Summer Stains & Blood Stain Remover
In the summer, kids will be playing outside and sports teams are practicing. I was never much of an outdoor kid, but my brother was a varsity football player. He would condition for months before the first game. The thing is that you can take a kid out of the indoors, but you can’t take the indoors out of the kid.
My brother is a tough guy, but that doesn’t change the fact that he gets hurt a lot. He would get frequent nose bleeds, thanks to our sensitive sinuses, and he just kept on running. He would come home, blood soaking the front of his workout shirt. I would always ask if he needed medical attention, but he would just shrug, change his shirt and go on with life.
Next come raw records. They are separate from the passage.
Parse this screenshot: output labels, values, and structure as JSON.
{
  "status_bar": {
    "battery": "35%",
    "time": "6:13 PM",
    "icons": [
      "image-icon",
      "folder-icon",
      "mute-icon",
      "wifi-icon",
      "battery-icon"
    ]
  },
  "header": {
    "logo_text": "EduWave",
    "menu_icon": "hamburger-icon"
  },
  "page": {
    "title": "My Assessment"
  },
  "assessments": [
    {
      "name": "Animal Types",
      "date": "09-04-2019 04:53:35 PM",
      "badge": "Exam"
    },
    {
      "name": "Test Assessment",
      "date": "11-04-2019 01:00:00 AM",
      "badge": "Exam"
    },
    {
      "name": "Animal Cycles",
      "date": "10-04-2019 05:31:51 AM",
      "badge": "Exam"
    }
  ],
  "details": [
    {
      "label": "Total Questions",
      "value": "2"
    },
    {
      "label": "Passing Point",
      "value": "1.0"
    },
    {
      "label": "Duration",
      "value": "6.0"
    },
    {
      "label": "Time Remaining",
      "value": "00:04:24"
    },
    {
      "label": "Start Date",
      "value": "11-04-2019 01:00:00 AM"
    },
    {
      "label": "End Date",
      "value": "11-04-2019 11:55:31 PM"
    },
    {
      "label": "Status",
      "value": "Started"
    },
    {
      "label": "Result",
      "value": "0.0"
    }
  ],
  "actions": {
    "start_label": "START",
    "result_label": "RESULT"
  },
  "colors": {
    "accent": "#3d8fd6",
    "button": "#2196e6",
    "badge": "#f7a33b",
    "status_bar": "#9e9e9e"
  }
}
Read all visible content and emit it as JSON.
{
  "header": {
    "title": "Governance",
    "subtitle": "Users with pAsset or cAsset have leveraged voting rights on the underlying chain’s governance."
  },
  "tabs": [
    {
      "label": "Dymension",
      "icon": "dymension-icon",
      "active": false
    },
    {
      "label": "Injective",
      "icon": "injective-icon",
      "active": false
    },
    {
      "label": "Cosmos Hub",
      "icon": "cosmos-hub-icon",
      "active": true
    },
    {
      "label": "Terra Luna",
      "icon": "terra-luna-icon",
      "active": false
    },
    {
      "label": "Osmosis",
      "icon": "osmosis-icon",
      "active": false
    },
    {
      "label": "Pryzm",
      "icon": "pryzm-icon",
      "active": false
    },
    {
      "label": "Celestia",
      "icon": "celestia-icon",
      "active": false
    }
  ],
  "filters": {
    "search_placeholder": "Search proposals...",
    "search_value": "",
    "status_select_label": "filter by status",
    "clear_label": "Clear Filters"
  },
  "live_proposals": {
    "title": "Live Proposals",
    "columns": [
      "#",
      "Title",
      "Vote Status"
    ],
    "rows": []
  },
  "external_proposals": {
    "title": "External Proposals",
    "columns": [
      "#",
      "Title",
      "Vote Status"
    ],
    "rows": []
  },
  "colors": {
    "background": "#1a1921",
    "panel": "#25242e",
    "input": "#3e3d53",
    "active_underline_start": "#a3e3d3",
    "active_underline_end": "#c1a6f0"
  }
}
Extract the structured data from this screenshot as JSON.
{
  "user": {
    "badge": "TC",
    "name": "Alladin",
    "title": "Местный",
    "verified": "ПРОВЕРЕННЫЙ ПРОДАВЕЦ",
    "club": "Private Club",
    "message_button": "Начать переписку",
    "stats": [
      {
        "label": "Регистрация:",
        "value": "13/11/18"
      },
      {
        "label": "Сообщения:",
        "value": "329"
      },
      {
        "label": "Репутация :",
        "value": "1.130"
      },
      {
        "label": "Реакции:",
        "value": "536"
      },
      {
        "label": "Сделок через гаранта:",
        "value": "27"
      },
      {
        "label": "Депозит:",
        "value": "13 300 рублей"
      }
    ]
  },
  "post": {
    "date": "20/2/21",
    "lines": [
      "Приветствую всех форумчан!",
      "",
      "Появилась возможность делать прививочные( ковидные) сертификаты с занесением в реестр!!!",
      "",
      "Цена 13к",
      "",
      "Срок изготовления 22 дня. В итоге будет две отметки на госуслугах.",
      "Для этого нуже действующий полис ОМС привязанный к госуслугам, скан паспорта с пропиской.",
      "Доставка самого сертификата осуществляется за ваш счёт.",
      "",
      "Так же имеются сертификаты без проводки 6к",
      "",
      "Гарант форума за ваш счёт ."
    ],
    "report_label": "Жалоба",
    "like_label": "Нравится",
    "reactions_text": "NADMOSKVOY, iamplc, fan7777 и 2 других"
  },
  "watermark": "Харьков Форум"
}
Now most of his white shirts—because that’s what he loves to work out in, white—are stained beyond hope. With stuff like this, it’s not super urgent to get the blood out, but for those times when you get a nose bleed on your new shirt or happen to cut yourself, these blood stain removal tips should get the job done.
Cold Water Vs Warm Water Stain Removal
Hot water will set a stain and cold water will clean it. You should try soaking the stained clothing in a quart of warm water with two tablespoons of salt or ammonia.
For those stains that just won’t quit, mix in just a touch of dishwashing soap. The longer you let the stain go, the harder it will be to remove it. At the same time, the longer you soak the stain, the easier it will be to remove.
Depending on your garment, you should choose to blot the stain or rub. I keep a toothbrush near my washer, and if I find a stain, I scrub it. For my gentle clothes I tend to prefer a long soak. Also, line dry the garment after you remove the stain. This way, if the stain is still there, you won’t permanent set it in the dryer.